[INFORMATION SHOWN Boundary: Start]
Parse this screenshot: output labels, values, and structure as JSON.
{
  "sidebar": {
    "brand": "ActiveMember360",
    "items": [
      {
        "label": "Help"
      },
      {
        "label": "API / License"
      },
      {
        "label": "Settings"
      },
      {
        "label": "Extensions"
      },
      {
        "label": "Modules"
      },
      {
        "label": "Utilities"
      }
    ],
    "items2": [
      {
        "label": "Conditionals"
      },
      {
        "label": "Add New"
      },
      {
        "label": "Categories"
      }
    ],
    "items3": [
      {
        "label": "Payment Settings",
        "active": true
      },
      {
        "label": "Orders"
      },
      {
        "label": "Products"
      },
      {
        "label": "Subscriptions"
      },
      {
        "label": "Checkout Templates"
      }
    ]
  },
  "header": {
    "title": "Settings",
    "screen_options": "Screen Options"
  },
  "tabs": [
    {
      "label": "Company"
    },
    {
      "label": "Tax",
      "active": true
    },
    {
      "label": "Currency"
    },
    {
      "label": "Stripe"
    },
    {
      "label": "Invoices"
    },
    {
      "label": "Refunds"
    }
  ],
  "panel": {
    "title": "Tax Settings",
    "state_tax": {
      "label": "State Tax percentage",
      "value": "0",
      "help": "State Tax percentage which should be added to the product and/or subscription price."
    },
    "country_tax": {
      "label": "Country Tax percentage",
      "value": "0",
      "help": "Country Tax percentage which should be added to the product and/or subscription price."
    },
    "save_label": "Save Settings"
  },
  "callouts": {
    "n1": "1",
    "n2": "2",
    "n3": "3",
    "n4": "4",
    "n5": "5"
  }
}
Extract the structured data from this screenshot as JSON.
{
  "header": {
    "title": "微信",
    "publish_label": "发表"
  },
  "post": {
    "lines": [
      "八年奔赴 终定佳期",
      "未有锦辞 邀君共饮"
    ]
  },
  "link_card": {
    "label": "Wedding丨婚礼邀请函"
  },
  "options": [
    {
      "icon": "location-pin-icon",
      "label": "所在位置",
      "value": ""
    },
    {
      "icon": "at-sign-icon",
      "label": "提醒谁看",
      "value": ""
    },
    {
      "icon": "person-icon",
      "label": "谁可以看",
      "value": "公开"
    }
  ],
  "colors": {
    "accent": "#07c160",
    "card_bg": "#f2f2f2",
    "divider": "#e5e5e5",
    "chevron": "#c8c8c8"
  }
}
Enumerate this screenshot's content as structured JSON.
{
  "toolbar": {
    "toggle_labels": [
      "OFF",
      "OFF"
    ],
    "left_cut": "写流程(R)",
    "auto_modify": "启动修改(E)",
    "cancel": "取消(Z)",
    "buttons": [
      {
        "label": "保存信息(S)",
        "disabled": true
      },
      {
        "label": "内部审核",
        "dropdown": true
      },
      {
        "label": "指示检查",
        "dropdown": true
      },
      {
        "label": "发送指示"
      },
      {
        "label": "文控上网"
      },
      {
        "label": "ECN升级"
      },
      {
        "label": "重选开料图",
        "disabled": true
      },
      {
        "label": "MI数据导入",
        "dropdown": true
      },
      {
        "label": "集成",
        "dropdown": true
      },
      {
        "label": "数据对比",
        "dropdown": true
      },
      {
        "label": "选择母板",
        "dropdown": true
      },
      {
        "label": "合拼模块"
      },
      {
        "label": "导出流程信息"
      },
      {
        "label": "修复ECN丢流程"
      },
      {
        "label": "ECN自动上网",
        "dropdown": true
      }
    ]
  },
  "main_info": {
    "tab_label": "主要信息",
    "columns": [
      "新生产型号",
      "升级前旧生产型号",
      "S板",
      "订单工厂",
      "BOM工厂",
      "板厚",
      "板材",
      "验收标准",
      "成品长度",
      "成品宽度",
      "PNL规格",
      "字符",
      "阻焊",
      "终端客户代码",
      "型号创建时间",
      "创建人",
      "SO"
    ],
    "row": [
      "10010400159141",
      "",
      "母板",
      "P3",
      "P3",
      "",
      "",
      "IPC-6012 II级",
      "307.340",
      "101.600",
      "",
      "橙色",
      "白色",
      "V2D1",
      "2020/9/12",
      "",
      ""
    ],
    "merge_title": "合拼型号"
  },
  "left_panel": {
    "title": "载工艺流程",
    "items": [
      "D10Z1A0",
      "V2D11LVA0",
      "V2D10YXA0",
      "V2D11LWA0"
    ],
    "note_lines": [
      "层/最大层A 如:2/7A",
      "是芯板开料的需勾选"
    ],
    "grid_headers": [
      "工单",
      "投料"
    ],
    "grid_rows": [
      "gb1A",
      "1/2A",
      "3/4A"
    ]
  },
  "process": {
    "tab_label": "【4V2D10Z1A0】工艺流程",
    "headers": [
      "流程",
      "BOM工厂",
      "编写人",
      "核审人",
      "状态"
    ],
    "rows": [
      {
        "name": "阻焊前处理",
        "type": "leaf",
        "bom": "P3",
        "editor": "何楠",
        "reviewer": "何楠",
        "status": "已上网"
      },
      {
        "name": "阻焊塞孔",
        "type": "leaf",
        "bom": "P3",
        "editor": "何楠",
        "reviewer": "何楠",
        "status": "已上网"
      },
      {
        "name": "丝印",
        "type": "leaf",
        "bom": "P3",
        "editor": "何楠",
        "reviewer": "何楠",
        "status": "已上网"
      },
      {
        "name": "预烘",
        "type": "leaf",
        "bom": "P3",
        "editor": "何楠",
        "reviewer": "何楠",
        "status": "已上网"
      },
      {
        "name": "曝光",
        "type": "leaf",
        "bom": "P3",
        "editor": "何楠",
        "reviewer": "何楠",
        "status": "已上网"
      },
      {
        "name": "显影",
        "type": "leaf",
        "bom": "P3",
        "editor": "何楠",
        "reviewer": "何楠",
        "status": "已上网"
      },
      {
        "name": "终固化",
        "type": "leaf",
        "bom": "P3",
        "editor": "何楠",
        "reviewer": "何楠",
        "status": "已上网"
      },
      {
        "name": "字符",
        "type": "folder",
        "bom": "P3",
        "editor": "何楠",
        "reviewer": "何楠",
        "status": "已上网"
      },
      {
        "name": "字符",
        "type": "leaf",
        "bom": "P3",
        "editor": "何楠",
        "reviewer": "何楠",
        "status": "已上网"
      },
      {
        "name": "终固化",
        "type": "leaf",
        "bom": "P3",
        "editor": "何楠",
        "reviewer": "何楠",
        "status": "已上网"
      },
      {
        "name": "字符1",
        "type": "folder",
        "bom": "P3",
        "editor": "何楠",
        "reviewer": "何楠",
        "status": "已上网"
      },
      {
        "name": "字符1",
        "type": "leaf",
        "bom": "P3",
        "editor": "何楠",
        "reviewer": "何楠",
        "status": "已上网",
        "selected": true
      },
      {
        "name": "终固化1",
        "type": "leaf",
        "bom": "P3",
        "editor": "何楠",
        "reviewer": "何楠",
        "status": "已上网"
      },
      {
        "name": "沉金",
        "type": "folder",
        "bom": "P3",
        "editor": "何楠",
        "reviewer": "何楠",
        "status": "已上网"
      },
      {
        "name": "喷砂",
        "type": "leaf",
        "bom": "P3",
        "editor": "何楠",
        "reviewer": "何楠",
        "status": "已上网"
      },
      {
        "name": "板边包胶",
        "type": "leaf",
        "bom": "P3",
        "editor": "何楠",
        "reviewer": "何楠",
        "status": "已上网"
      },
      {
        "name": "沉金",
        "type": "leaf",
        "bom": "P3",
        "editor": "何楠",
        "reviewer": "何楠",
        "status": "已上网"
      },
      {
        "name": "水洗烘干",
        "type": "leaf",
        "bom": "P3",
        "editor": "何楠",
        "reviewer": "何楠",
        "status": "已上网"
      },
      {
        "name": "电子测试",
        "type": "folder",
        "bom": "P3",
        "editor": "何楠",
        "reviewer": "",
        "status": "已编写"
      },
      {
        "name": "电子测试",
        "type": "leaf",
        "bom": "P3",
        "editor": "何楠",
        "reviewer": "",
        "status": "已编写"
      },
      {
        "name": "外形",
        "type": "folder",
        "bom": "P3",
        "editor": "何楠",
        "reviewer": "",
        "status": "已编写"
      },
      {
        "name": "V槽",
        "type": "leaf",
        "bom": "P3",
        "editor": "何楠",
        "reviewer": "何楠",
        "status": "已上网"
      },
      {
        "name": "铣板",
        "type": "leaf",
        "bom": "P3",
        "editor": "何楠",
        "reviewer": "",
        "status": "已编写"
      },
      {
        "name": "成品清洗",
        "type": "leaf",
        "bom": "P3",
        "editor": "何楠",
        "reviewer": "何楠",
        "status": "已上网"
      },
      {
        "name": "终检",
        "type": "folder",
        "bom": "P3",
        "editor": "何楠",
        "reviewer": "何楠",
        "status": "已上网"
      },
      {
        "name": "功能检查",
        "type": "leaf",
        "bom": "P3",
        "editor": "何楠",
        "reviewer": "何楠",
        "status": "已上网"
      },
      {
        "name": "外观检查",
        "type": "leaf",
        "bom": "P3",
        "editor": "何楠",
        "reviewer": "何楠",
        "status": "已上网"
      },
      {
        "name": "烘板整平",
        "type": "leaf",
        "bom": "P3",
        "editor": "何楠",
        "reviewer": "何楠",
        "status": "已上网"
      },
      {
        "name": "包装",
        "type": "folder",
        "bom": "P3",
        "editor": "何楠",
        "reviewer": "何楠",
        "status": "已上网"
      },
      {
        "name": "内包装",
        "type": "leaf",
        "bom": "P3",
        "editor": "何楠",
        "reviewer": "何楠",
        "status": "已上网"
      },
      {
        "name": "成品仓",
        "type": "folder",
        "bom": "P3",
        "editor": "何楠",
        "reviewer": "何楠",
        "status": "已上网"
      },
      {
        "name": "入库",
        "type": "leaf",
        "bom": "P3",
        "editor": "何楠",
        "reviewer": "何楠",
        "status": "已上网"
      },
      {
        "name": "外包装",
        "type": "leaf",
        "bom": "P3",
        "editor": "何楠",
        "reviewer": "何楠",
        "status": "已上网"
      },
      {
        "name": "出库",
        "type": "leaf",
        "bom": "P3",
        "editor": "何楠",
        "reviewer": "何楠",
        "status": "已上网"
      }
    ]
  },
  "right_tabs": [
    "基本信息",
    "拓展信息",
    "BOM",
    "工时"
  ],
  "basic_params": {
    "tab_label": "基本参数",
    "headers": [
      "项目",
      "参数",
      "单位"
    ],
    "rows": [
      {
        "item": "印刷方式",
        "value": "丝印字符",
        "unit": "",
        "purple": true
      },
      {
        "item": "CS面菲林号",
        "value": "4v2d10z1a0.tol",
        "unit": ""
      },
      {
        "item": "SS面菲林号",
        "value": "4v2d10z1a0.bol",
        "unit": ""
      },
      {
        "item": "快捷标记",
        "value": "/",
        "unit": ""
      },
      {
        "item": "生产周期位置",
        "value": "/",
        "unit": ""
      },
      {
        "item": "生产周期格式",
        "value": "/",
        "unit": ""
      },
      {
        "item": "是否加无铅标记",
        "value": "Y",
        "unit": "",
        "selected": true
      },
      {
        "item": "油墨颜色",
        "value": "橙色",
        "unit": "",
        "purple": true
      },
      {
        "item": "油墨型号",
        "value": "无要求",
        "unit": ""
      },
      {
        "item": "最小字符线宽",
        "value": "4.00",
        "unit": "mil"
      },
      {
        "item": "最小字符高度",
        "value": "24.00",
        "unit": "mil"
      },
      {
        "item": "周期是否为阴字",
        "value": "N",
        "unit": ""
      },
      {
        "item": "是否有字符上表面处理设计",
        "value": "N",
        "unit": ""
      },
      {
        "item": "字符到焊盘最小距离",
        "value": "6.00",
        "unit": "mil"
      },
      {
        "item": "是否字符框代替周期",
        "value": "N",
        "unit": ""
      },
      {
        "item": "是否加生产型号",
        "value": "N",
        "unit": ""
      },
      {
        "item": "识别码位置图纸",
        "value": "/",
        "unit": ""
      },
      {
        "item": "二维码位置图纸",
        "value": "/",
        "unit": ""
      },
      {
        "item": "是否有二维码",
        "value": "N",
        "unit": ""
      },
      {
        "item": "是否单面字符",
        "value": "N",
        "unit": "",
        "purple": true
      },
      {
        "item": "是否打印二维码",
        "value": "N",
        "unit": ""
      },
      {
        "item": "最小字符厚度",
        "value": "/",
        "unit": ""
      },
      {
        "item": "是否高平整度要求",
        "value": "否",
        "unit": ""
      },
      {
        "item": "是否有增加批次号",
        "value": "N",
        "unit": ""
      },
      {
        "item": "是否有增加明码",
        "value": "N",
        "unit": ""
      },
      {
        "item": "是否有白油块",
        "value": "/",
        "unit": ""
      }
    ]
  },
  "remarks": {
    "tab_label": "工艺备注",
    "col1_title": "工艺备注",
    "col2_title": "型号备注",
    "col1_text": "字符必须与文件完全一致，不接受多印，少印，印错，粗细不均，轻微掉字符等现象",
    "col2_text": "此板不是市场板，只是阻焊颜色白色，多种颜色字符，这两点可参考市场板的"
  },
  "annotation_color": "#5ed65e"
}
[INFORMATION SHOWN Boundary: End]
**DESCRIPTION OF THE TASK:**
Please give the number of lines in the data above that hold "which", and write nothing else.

**RESULT OF THIS TASK:**
2